[DATA TO PROCESS — start]

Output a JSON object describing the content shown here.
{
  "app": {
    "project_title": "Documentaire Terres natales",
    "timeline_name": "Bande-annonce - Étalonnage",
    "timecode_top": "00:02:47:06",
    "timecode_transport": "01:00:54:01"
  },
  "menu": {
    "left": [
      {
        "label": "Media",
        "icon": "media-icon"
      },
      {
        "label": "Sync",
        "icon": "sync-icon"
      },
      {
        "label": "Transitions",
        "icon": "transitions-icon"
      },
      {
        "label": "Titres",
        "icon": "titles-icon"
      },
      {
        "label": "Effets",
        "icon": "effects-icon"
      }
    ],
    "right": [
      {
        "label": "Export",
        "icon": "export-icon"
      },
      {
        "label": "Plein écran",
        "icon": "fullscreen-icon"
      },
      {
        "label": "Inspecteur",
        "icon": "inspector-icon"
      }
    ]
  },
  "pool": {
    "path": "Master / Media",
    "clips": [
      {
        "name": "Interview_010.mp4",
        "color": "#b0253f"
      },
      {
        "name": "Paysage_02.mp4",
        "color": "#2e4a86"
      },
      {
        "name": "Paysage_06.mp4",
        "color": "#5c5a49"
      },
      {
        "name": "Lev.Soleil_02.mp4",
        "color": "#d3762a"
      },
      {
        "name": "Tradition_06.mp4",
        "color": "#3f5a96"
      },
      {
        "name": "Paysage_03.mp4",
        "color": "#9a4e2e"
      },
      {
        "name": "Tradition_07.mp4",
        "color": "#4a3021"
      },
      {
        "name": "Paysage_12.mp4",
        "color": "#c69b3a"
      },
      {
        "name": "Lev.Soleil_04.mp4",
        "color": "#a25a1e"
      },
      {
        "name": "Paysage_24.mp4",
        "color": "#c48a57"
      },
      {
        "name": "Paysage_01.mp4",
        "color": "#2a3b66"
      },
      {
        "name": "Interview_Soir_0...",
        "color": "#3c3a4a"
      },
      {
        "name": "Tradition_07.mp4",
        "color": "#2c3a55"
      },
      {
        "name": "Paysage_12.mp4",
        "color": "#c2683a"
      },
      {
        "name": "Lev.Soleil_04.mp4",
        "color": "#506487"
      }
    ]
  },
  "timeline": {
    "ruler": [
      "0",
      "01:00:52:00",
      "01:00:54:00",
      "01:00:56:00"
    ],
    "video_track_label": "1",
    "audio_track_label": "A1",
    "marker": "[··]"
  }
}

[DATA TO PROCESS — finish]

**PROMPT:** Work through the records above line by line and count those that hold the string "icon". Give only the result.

**ANSWER SPACE:** 8